→ **About this exercise**: Your reply should be a single number, the count of lines in the records that contain "crew".

→ **Information supplied**:
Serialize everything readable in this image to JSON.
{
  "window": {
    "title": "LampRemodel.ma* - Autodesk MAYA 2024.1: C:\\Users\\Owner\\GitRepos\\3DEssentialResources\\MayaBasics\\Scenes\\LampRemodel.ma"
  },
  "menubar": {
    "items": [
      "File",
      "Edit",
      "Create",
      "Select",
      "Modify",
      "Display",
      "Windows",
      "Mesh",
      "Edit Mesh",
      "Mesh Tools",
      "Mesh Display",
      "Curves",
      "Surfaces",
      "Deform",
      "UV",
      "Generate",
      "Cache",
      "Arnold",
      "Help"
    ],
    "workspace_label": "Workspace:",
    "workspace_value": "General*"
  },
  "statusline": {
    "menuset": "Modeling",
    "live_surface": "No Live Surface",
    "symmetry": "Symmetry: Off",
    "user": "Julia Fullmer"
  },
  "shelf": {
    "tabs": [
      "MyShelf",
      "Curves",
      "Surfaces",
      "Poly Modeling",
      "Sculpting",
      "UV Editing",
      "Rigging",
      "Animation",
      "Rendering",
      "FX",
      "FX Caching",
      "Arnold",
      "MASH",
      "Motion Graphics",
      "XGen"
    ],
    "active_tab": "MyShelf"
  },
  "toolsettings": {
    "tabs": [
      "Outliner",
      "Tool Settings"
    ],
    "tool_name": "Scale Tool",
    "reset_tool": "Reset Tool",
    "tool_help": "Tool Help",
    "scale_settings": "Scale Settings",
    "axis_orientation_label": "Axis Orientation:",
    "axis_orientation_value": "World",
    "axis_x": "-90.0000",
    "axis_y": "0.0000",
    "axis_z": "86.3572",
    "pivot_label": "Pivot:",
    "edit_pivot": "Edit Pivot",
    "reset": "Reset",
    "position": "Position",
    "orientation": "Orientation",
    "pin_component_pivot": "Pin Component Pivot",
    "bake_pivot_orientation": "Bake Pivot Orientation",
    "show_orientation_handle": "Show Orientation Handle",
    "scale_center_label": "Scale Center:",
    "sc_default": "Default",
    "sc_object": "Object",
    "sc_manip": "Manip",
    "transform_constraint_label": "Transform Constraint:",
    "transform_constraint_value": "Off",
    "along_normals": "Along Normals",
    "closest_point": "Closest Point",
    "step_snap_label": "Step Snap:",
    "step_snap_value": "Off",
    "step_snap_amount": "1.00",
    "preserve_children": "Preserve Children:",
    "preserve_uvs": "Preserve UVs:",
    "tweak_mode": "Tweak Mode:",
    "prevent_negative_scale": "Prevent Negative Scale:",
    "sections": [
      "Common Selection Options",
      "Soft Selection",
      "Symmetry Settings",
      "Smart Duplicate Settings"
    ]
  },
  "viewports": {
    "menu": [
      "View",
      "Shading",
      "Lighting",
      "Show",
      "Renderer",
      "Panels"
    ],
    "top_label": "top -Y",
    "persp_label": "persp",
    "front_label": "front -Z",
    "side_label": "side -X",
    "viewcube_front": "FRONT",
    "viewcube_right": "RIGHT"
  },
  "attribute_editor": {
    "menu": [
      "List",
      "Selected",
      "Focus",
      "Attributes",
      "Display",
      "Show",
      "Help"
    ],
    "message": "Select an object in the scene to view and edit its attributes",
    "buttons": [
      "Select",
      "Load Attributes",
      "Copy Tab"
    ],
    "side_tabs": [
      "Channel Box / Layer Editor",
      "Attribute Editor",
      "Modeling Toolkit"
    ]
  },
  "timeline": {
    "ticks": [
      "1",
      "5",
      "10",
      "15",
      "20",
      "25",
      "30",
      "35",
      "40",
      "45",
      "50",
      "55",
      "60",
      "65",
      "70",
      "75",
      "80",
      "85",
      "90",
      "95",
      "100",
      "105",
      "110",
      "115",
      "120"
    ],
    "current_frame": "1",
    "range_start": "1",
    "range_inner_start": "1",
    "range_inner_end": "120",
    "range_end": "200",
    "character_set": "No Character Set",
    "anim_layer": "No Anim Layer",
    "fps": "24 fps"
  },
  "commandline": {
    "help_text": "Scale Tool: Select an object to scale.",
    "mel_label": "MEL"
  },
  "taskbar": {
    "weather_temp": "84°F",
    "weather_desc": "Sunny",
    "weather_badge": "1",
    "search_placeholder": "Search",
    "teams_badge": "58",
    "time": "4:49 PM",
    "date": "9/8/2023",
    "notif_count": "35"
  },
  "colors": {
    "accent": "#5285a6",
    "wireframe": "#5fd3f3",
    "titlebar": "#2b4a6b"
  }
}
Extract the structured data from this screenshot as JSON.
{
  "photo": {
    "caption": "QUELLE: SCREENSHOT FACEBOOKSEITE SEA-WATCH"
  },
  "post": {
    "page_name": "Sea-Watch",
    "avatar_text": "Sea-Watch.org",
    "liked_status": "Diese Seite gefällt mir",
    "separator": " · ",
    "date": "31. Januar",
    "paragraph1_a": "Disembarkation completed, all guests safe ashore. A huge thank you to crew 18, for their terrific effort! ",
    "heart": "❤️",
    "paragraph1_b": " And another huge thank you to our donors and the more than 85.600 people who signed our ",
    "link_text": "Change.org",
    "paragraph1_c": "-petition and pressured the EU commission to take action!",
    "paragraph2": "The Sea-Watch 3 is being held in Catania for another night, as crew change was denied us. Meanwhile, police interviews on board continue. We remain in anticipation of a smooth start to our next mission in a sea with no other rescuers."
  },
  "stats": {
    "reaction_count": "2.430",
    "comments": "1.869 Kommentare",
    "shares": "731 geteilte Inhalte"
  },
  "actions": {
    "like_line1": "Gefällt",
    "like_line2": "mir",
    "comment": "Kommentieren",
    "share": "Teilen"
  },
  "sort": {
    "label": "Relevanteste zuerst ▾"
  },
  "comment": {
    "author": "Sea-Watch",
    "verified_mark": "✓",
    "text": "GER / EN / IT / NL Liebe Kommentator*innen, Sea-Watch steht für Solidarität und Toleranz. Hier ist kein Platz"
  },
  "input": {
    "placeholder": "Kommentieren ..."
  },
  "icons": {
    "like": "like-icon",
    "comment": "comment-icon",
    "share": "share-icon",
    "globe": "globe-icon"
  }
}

→ **Answer for this exercise**: 2